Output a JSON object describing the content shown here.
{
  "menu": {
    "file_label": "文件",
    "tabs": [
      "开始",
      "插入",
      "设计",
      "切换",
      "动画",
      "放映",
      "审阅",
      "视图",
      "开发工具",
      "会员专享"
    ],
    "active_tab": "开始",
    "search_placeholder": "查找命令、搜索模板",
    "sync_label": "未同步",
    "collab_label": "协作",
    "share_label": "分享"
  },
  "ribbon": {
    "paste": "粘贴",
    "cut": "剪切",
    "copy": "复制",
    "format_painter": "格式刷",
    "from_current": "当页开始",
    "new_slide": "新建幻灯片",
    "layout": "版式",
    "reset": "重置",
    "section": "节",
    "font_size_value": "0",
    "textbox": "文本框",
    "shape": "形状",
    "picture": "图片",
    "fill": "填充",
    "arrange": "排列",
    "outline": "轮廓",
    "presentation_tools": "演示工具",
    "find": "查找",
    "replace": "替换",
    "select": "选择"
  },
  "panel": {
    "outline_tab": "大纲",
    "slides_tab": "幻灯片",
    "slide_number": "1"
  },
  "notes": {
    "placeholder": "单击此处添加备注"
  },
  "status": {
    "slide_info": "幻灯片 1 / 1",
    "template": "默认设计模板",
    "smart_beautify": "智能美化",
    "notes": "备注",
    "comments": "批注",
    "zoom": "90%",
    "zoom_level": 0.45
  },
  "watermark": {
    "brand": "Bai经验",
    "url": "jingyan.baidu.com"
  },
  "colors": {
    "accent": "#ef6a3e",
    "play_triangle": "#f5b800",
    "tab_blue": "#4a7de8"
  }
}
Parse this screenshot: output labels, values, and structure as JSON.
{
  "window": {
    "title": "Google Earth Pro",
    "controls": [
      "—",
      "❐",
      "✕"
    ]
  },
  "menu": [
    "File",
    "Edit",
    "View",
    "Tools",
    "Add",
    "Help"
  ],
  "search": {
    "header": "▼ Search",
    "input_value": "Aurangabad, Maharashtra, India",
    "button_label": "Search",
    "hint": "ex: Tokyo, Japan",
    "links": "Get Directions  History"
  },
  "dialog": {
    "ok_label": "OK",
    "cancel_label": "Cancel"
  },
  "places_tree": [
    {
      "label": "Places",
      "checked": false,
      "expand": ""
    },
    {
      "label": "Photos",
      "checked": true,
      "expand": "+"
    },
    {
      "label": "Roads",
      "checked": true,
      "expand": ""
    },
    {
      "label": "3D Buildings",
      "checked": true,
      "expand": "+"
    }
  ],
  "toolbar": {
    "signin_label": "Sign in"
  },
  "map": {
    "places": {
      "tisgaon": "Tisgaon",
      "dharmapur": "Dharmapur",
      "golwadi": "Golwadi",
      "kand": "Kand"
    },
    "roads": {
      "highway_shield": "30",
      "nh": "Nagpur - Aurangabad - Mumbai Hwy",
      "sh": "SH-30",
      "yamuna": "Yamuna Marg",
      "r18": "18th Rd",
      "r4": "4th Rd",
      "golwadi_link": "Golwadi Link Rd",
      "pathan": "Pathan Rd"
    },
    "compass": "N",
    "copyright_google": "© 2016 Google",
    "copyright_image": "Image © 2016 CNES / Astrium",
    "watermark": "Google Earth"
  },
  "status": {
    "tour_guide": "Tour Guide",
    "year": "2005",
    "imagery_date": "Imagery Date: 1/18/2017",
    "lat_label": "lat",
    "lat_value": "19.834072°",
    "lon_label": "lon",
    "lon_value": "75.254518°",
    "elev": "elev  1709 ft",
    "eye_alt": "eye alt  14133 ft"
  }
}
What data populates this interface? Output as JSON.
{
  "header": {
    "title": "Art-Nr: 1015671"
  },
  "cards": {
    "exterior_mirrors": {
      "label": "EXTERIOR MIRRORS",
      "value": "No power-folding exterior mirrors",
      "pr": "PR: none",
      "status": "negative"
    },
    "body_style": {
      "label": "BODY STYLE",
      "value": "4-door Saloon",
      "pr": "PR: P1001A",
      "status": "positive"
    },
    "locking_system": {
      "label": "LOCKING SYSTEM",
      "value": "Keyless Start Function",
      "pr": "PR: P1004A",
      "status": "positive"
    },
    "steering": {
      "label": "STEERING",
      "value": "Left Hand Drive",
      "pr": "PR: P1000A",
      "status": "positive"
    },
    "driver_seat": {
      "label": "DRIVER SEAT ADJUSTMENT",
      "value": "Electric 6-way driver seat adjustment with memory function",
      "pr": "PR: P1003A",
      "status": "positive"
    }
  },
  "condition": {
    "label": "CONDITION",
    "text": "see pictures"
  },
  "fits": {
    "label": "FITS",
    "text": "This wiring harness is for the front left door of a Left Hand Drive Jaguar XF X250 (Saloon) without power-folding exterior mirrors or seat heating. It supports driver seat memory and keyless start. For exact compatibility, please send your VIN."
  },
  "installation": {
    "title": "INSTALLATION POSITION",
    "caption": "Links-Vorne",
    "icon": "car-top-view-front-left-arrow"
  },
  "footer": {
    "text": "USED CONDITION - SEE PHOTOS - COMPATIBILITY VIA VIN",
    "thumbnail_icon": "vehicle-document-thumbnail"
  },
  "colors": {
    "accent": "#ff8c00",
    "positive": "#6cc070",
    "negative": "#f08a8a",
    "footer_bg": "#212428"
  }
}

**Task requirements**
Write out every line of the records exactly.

**Result of the task**
Output a JSON object describing the content shown here.
{
  "menu": {
    "file_label": "文件",
    "tabs": [
      "开始",
      "插入",
      "设计",
      "切换",
      "动画",
      "放映",
      "审阅",
      "视图",
      "开发工具",
      "会员专享"
    ],
    "active_tab": "开始",
    "search_placeholder": "查找命令、搜索模板",
    "sync_label": "未同步",
    "collab_label": "协作",
    "share_label": "分享"
  },
  "ribbon": {
    "paste": "粘贴",
    "cut": "剪切",
    "copy": "复制",
    "format_painter": "格式刷",
    "from_current": "当页开始",
    "new_slide": "新建幻灯片",
    "layout": "版式",
    "reset": "重置",
    "section": "节",
    "font_size_value": "0",
    "textbox": "文本框",
    "shape": "形状",
    "picture": "图片",
    "fill": "填充",
    "arrange": "排列",
    "outline": "轮廓",
    "presentation_tools": "演示工具",
    "find": "查找",
    "replace": "替换",
    "select": "选择"
  },
  "panel": {
    "outline_tab": "大纲",
    "slides_tab": "幻灯片",
    "slide_number": "1"
  },
  "notes": {
    "placeholder": "单击此处添加备注"
  },
  "status": {
    "slide_info": "幻灯片 1 / 1",
    "template": "默认设计模板",
    "smart_beautify": "智能美化",
    "notes": "备注",
    "comments": "批注",
    "zoom": "90%",
    "zoom_level": 0.45
  },
  "watermark": {
    "brand": "Bai经验",
    "url": "jingyan.baidu.com"
  },
  "colors": {
    "accent": "#ef6a3e",
    "play_triangle": "#f5b800",
    "tab_blue": "#4a7de8"
  }
}
Parse this screenshot: output labels, values, and structure as JSON.
{
  "window": {
    "title": "Google Earth Pro",
    "controls": [
      "—",
      "❐",
      "✕"
    ]
  },
  "menu": [
    "File",
    "Edit",
    "View",
    "Tools",
    "Add",
    "Help"
  ],
  "search": {
    "header": "▼ Search",
    "input_value": "Aurangabad, Maharashtra, India",
    "button_label": "Search",
    "hint": "ex: Tokyo, Japan",
    "links": "Get Directions  History"
  },
  "dialog": {
    "ok_label": "OK",
    "cancel_label": "Cancel"
  },
  "places_tree": [
    {
      "label": "Places",
      "checked": false,
      "expand": ""
    },
    {
      "label": "Photos",
      "checked": true,
      "expand": "+"
    },
    {
      "label": "Roads",
      "checked": true,
      "expand": ""
    },
    {
      "label": "3D Buildings",
      "checked": true,
      "expand": "+"
    }
  ],
  "toolbar": {
    "signin_label": "Sign in"
  },
  "map": {
    "places": {
      "tisgaon": "Tisgaon",
      "dharmapur": "Dharmapur",
      "golwadi": "Golwadi",
      "kand": "Kand"
    },
    "roads": {
      "highway_shield": "30",
      "nh": "Nagpur - Aurangabad - Mumbai Hwy",
      "sh": "SH-30",
      "yamuna": "Yamuna Marg",
      "r18": "18th Rd",
      "r4": "4th Rd",
      "golwadi_link": "Golwadi Link Rd",
      "pathan": "Pathan Rd"
    },
    "compass": "N",
    "copyright_google": "© 2016 Google",
    "copyright_image": "Image © 2016 CNES / Astrium",
    "watermark": "Google Earth"
  },
  "status": {
    "tour_guide": "Tour Guide",
    "year": "2005",
    "imagery_date": "Imagery Date: 1/18/2017",
    "lat_label": "lat",
    "lat_value": "19.834072°",
    "lon_label": "lon",
    "lon_value": "75.254518°",
    "elev": "elev  1709 ft",
    "eye_alt": "eye alt  14133 ft"
  }
}
What data populates this interface? Output as JSON.
{
  "header": {
    "title": "Art-Nr: 1015671"
  },
  "cards": {
    "exterior_mirrors": {
      "label": "EXTERIOR MIRRORS",
      "value": "No power-folding exterior mirrors",
      "pr": "PR: none",
      "status": "negative"
    },
    "body_style": {
      "label": "BODY STYLE",
      "value": "4-door Saloon",
      "pr": "PR: P1001A",
      "status": "positive"
    },
    "locking_system": {
      "label": "LOCKING SYSTEM",
      "value": "Keyless Start Function",
      "pr": "PR: P1004A",
      "status": "positive"
    },
    "steering": {
      "label": "STEERING",
      "value": "Left Hand Drive",
      "pr": "PR: P1000A",
      "status": "positive"
    },
    "driver_seat": {
      "label": "DRIVER SEAT ADJUSTMENT",
      "value": "Electric 6-way driver seat adjustment with memory function",
      "pr": "PR: P1003A",
      "status": "positive"
    }
  },
  "condition": {
    "label": "CONDITION",
    "text": "see pictures"
  },
  "fits": {
    "label": "FITS",
    "text": "This wiring harness is for the front left door of a Left Hand Drive Jaguar XF X250 (Saloon) without power-folding exterior mirrors or seat heating. It supports driver seat memory and keyless start. For exact compatibility, please send your VIN."
  },
  "installation": {
    "title": "INSTALLATION POSITION",
    "caption": "Links-Vorne",
    "icon": "car-top-view-front-left-arrow"
  },
  "footer": {
    "text": "USED CONDITION - SEE PHOTOS - COMPATIBILITY VIA VIN",
    "thumbnail_icon": "vehicle-document-thumbnail"
  },
  "colors": {
    "accent": "#ff8c00",
    "positive": "#6cc070",
    "negative": "#f08a8a",
    "footer_bg": "#212428"
  }
}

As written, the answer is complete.